It’s not easy preparing a budget regardless if you’re a politician or a lay person and if you have any doubts about that, ask any member of Grand Forks city council.
In the case of municipal and federal government, you have many things and groups to take into consideration and you will likely be criticized about your decisions regardless – damned if you don’t and damned if you do.
The Canadian federal budget was released last week and as usual, there is debate as to whether it is good or bad.
From a local standpoint, merchants in Grand Forks and area will likely not be happy with the fact that Canadians will be able to spend more across the border as tax exemptions have increased – from $50 to $200 for trips of 24 to 48 hours and from $400 to $800 for two to seven day trips just to name a few.
While some were fretting about the raising of the ages for Old Age Security (OAS) earlier in the year, people who are 54 years old currently will not be affected – people under 50 will see the age raised to 67, however.
One area worth scrutinizing is pensions for MPs, which were untouched by Finance Minister Jim Flaherty in this year’s budget.
The Canadian Taxpayers’ Federation (CTF) has estimated that the ratio to which MPs contribute to the pension plan as opposed to the average Canadian is $1 per $23, what’s good for the goose isn’t necessarily good for the gander it seems.
Furthermore, while Canadians under 50 are expected to work longer before OAS, MPs can still hang ‘em up at age 55, after six years of service, says the CTF.
Flaherty and PM Stephen Harper have suggested that MP pension reform could be on the way and a Globe and Mail report suggests there could be an increase in 2013 – the report says the ratio could increase to 50-50 by the year 2016.
A noble thought but in the meantime the ratio continues to be disproportionate and there are no guarantees that if the Conservatives introduce the suggested reforms, they will take effect – the next federal election is scheduled for 2015 and whether the Harper government sees another four years remains to be seen.
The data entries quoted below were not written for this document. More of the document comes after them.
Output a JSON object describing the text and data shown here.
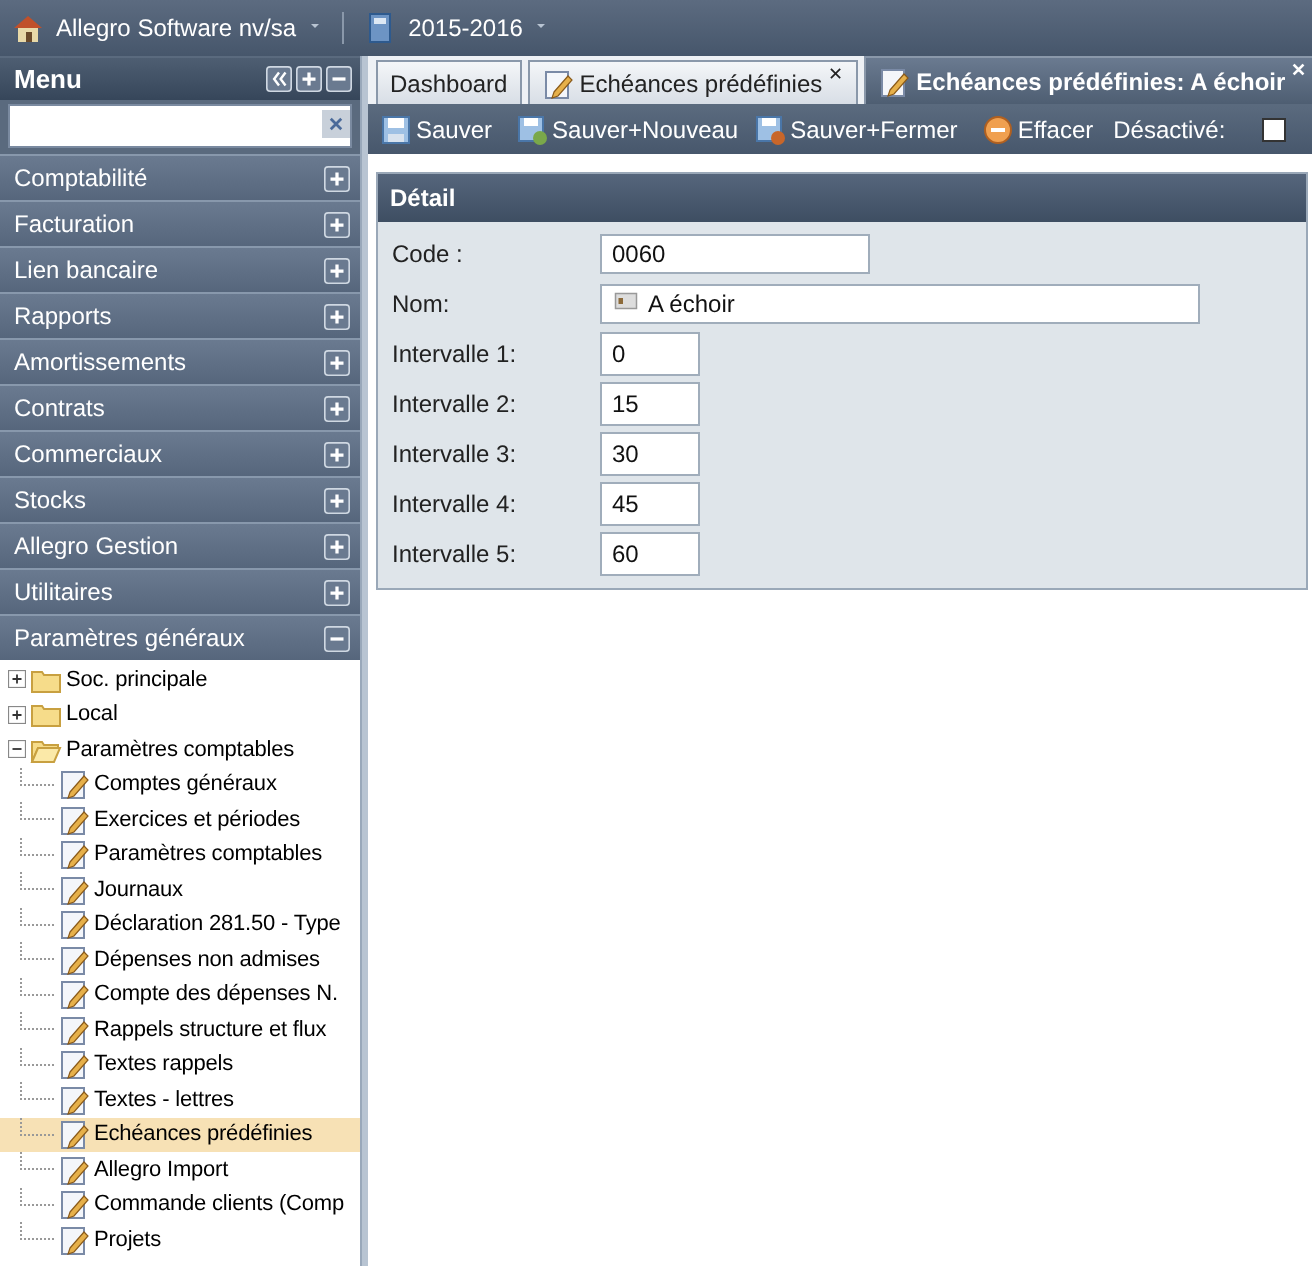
{
  "topbar": {
    "company": "Allegro Software nv/sa",
    "year": "2015-2016"
  },
  "sidebar": {
    "title": "Menu",
    "sections": [
      {
        "label": "Comptabilité",
        "expanded": false
      },
      {
        "label": "Facturation",
        "expanded": false
      },
      {
        "label": "Lien bancaire",
        "expanded": false
      },
      {
        "label": "Rapports",
        "expanded": false
      },
      {
        "label": "Amortissements",
        "expanded": false
      },
      {
        "label": "Contrats",
        "expanded": false
      },
      {
        "label": "Commerciaux",
        "expanded": false
      },
      {
        "label": "Stocks",
        "expanded": false
      },
      {
        "label": "Allegro Gestion",
        "expanded": false
      },
      {
        "label": "Utilitaires",
        "expanded": false
      },
      {
        "label": "Paramètres généraux",
        "expanded": true
      }
    ],
    "tree": [
      {
        "label": "Soc. principale",
        "kind": "folder",
        "expanded": false,
        "selected": false
      },
      {
        "label": "Local",
        "kind": "folder",
        "expanded": false,
        "selected": false
      },
      {
        "label": "Paramètres comptables",
        "kind": "folder",
        "expanded": true,
        "selected": false,
        "children": [
          {
            "label": "Comptes généraux",
            "kind": "leaf",
            "selected": false
          },
          {
            "label": "Exercices et périodes",
            "kind": "leaf",
            "selected": false
          },
          {
            "label": "Paramètres comptables",
            "kind": "leaf",
            "selected": false
          },
          {
            "label": "Journaux",
            "kind": "leaf",
            "selected": false
          },
          {
            "label": "Déclaration 281.50 - Type",
            "kind": "leaf",
            "selected": false
          },
          {
            "label": "Dépenses non admises",
            "kind": "leaf",
            "selected": false
          },
          {
            "label": "Compte des dépenses N.",
            "kind": "leaf",
            "selected": false
          },
          {
            "label": "Rappels structure et flux",
            "kind": "leaf",
            "selected": false
          },
          {
            "label": "Textes rappels",
            "kind": "leaf",
            "selected": false
          },
          {
            "label": "Textes - lettres",
            "kind": "leaf",
            "selected": false
          },
          {
            "label": "Echéances prédéfinies",
            "kind": "leaf",
            "selected": true
          },
          {
            "label": "Allegro Import",
            "kind": "leaf",
            "selected": false
          },
          {
            "label": "Commande clients (Comp",
            "kind": "leaf",
            "selected": false
          },
          {
            "label": "Projets",
            "kind": "leaf",
            "selected": false
          }
        ]
      }
    ]
  },
  "tabs": [
    {
      "label": "Dashboard",
      "selected": false,
      "closable": false
    },
    {
      "label": "Echéances prédéfinies",
      "selected": false,
      "closable": true
    },
    {
      "label": "Echéances prédéfinies: A échoir",
      "selected": true,
      "closable": true
    }
  ],
  "tabs_close": "✕",
  "toolbar": {
    "buttons": [
      {
        "label": "Sauver",
        "kind": "save"
      },
      {
        "label": "Sauver+Nouveau",
        "kind": "save-new"
      },
      {
        "label": "Sauver+Fermer",
        "kind": "save-close"
      },
      {
        "label": "Effacer",
        "kind": "delete"
      }
    ],
    "disabled_label": "Désactivé:",
    "disabled_checked": false
  },
  "detail": {
    "title": "Détail",
    "fields": [
      {
        "label": "Code :",
        "value": "0060",
        "kind": "medium"
      },
      {
        "label": "Nom:",
        "value": "A échoir",
        "kind": "wide"
      },
      {
        "label": "Intervalle 1:",
        "value": "0",
        "kind": "short"
      },
      {
        "label": "Intervalle 2:",
        "value": "15",
        "kind": "short"
      },
      {
        "label": "Intervalle 3:",
        "value": "30",
        "kind": "short"
      },
      {
        "label": "Intervalle 4:",
        "value": "45",
        "kind": "short"
      },
      {
        "label": "Intervalle 5:",
        "value": "60",
        "kind": "short"
      }
    ]
  }
}
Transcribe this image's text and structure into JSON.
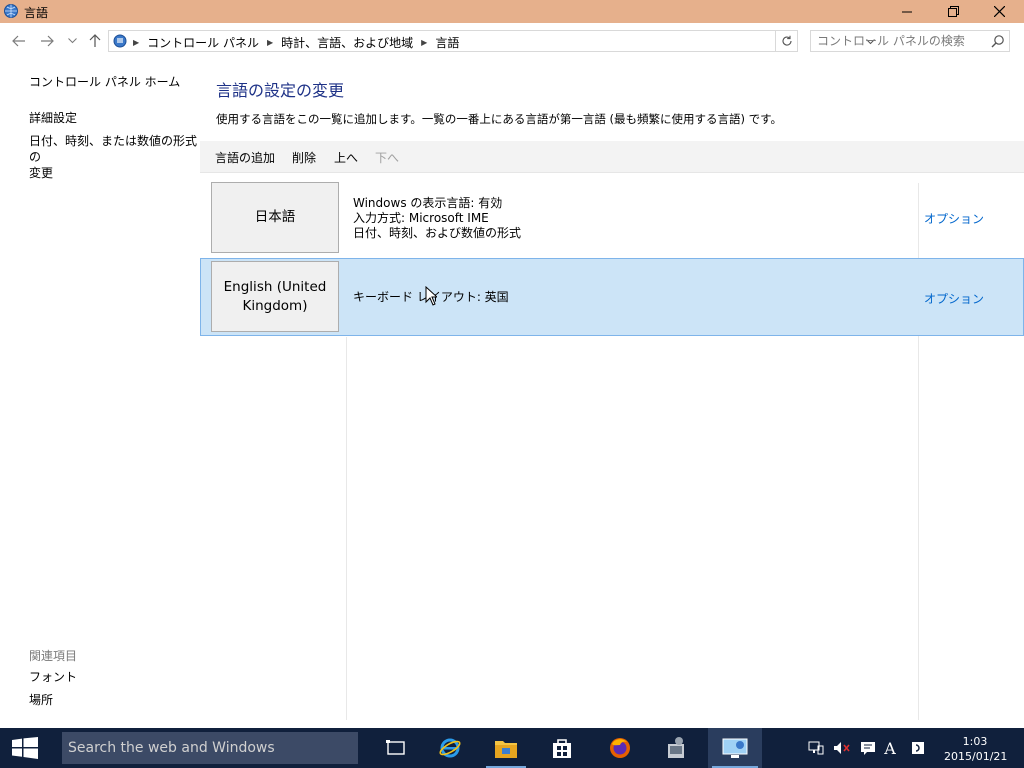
{
  "window": {
    "title": "言語"
  },
  "address": {
    "breadcrumbs": [
      "コントロール パネル",
      "時計、言語、および地域",
      "言語"
    ],
    "search_placeholder": "コントロール パネルの検索"
  },
  "sidebar": {
    "home": "コントロール パネル ホーム",
    "advanced": "詳細設定",
    "datetime_line1": "日付、時刻、または数値の形式の",
    "datetime_line2": "変更",
    "related_header": "関連項目",
    "fonts": "フォント",
    "location": "場所"
  },
  "main": {
    "heading": "言語の設定の変更",
    "description": "使用する言語をこの一覧に追加します。一覧の一番上にある言語が第一言語 (最も頻繁に使用する言語) です。",
    "toolbar": {
      "add": "言語の追加",
      "remove": "削除",
      "up": "上へ",
      "down": "下へ"
    },
    "languages": [
      {
        "name": "日本語",
        "details": [
          "Windows の表示言語: 有効",
          "入力方式: Microsoft IME",
          "日付、時刻、および数値の形式"
        ],
        "options": "オプション",
        "selected": false
      },
      {
        "name_line1": "English (United",
        "name_line2": "Kingdom)",
        "details": [
          "キーボード レイアウト: 英国"
        ],
        "options": "オプション",
        "selected": true
      }
    ]
  },
  "taskbar": {
    "search_placeholder": "Search the web and Windows",
    "ime_indicator": "A",
    "time": "1:03",
    "date": "2015/01/21"
  },
  "colors": {
    "titlebar": "#e6b08c",
    "heading": "#1e3287",
    "link": "#0066cc",
    "selection": "#cce4f7",
    "taskbar": "#10203c"
  }
}
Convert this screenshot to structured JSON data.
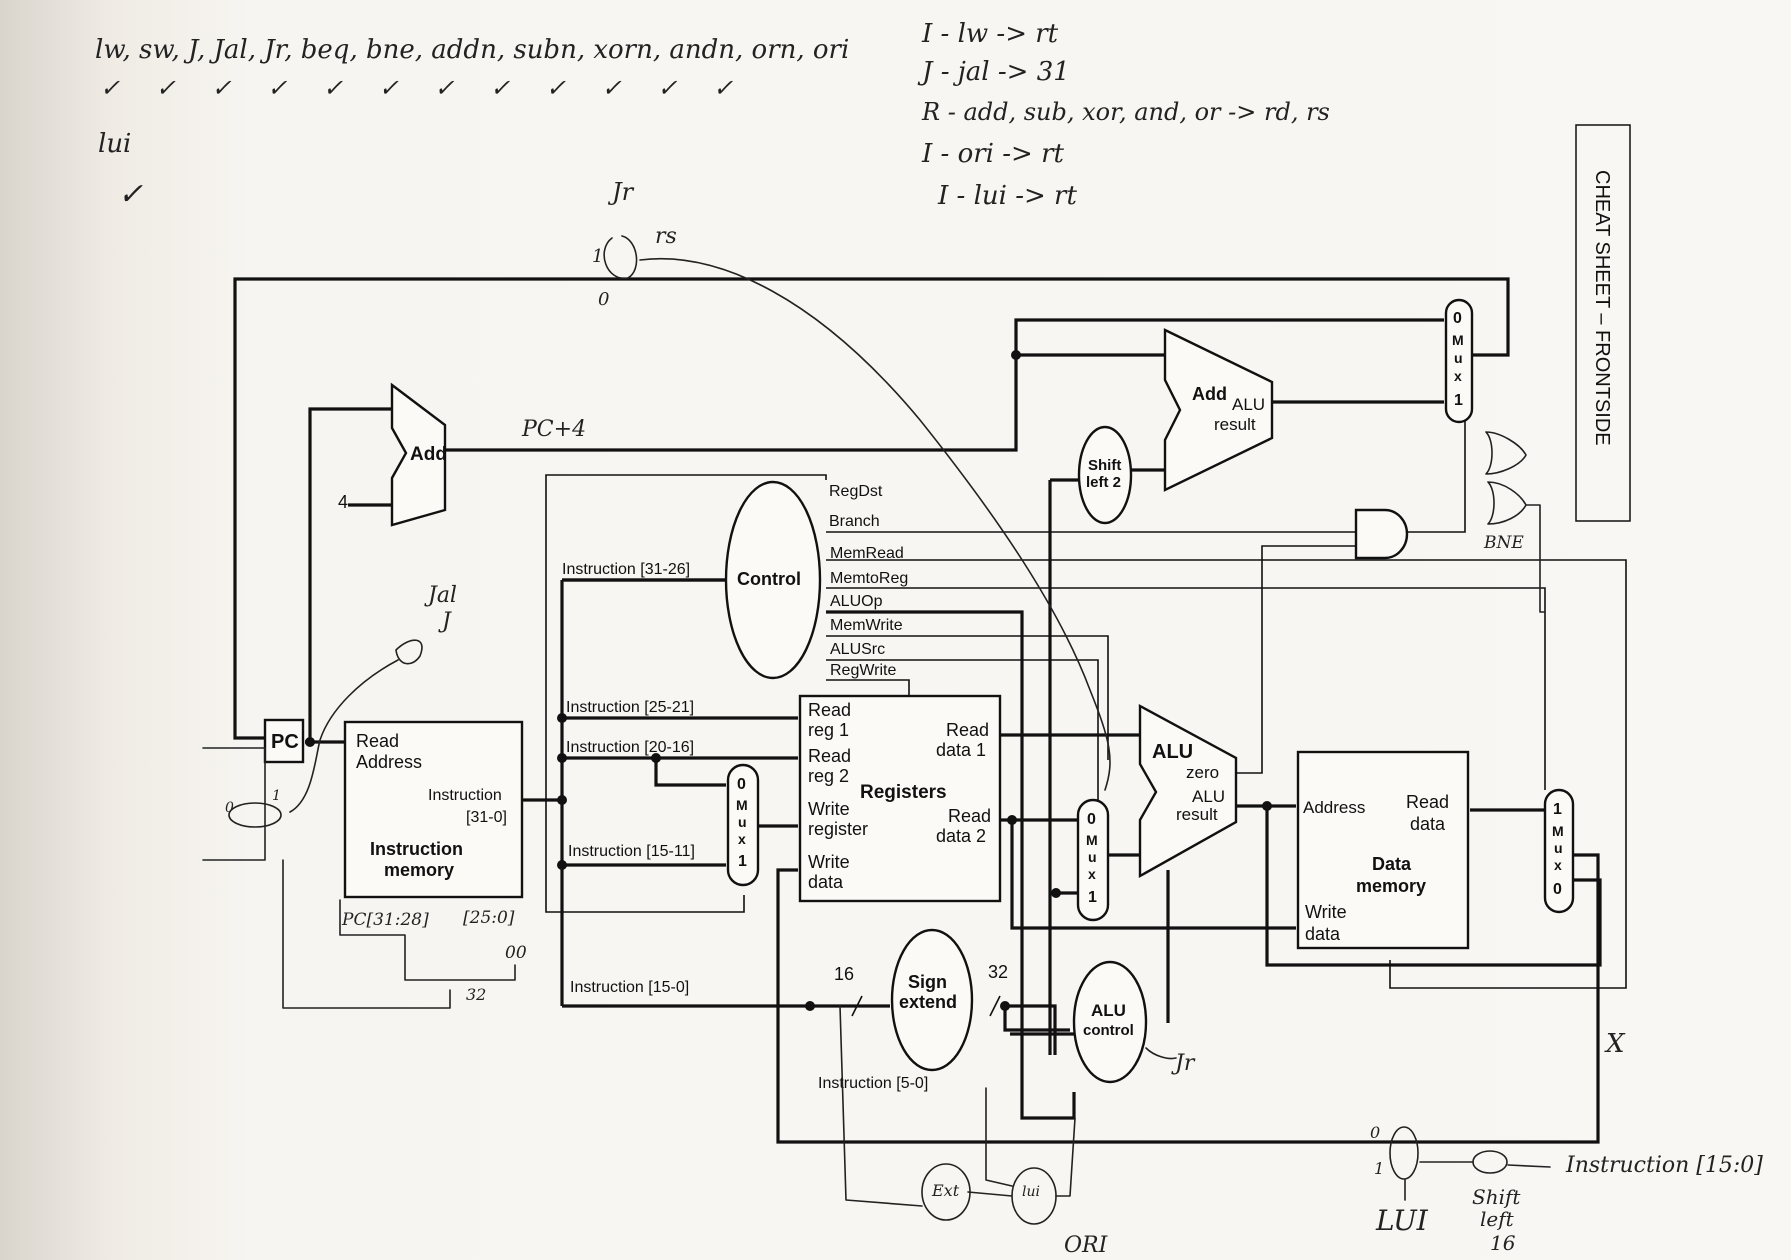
{
  "notes": {
    "instr_list": "lw, sw, J, Jal, Jr, beq, bne, addn, subn, xorn, andn, orn, ori",
    "checks": "✓ ✓ ✓ ✓ ✓ ✓ ✓ ✓ ✓ ✓ ✓ ✓",
    "lui": "lui",
    "lui_check": "✓",
    "rules": [
      "I - lw -> rt",
      "J - jal -> 31",
      "R - add, sub, xor, and, or -> rd, rs",
      "I - ori -> rt",
      "I - lui -> rt"
    ]
  },
  "cheat_sheet": "CHEAT SHEET – FRONTSIDE",
  "blocks": {
    "pc": "PC",
    "add_pc": "Add",
    "four": "4",
    "pc_plus4": "PC+4",
    "imem_read": "Read",
    "imem_address": "Address",
    "imem_instr": "Instruction",
    "imem_bits": "[31-0]",
    "imem_title1": "Instruction",
    "imem_title2": "memory",
    "control": "Control",
    "shift_left2_a": "Shift",
    "shift_left2_b": "left 2",
    "add_alu_add": "Add",
    "add_alu_alu": "ALU",
    "add_alu_result": "result",
    "registers": "Registers",
    "read_reg1_a": "Read",
    "read_reg1_b": "reg 1",
    "read_reg2_a": "Read",
    "read_reg2_b": "reg 2",
    "write_reg_a": "Write",
    "write_reg_b": "register",
    "write_data_a": "Write",
    "write_data_b": "data",
    "read_data1_a": "Read",
    "read_data1_b": "data 1",
    "read_data2_a": "Read",
    "read_data2_b": "data 2",
    "alu": "ALU",
    "alu_zero": "zero",
    "alu_result_a": "ALU",
    "alu_result_b": "result",
    "dmem_address": "Address",
    "dmem_read_a": "Read",
    "dmem_read_b": "data",
    "dmem_title1": "Data",
    "dmem_title2": "memory",
    "dmem_write_a": "Write",
    "dmem_write_b": "data",
    "sign_extend_a": "Sign",
    "sign_extend_b": "extend",
    "alu_control_a": "ALU",
    "alu_control_b": "control",
    "bits16": "16",
    "bits32": "32"
  },
  "signals": {
    "regdst": "RegDst",
    "branch": "Branch",
    "memread": "MemRead",
    "memtoreg": "MemtoReg",
    "aluop": "ALUOp",
    "memwrite": "MemWrite",
    "alusrc": "ALUSrc",
    "regwrite": "RegWrite"
  },
  "instr_fields": {
    "f31_26": "Instruction [31-26]",
    "f25_21": "Instruction [25-21]",
    "f20_16": "Instruction [20-16]",
    "f15_11": "Instruction [15-11]",
    "f15_0": "Instruction [15-0]",
    "f5_0": "Instruction [5-0]"
  },
  "mux": {
    "top_0": "0",
    "top_m": "M",
    "top_u": "u",
    "top_x": "x",
    "top_1": "1",
    "reg_0": "0",
    "reg_m": "M",
    "reg_u": "u",
    "reg_x": "x",
    "reg_1": "1",
    "alu_0": "0",
    "alu_m": "M",
    "alu_u": "u",
    "alu_x": "x",
    "alu_1": "1",
    "mem_1": "1",
    "mem_m": "M",
    "mem_u": "u",
    "mem_x": "x",
    "mem_0": "0"
  },
  "hand_annotations": {
    "jr_j": "Jr",
    "rs": "rs",
    "one": "1",
    "zero": "0",
    "jal": "Jal",
    "j": "J",
    "pc_31_28": "PC[31:28]",
    "bits_25_0": "[25:0]",
    "zero_zero": "00",
    "n32": "32",
    "mux_one": "1",
    "mux_zero": "0",
    "bne": "BNE",
    "jr": "Jr",
    "x_mark": "X",
    "ext": "Ext",
    "lui_mux": "lui",
    "or_label": "ORI",
    "mux_lui_0": "0",
    "mux_lui_1": "1",
    "lui_label": "LUI",
    "shift_left16_a": "Shift",
    "shift_left16_b": "left",
    "shift_left16_c": "16",
    "instr_15_0": "Instruction [15:0]"
  }
}
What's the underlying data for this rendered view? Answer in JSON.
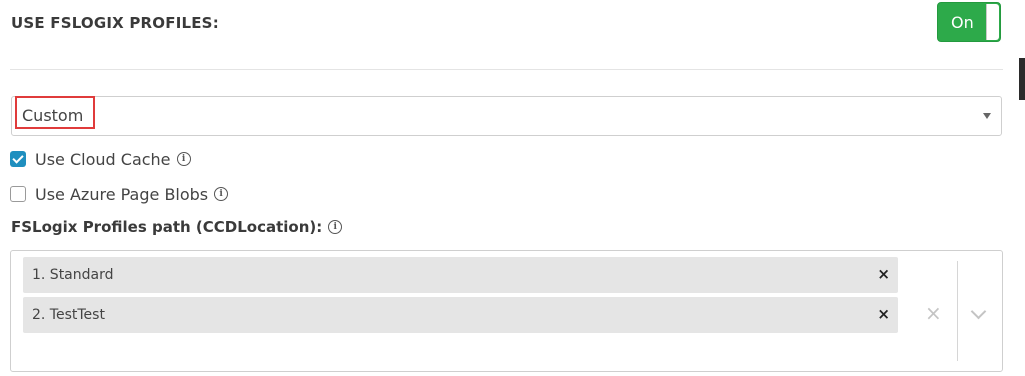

A lot can happen in four years.
MP pension reform must come sooner than later. If the Canadian public is expected to contribute its fair share to pension, so should politicians.
– Grand Forks Gazette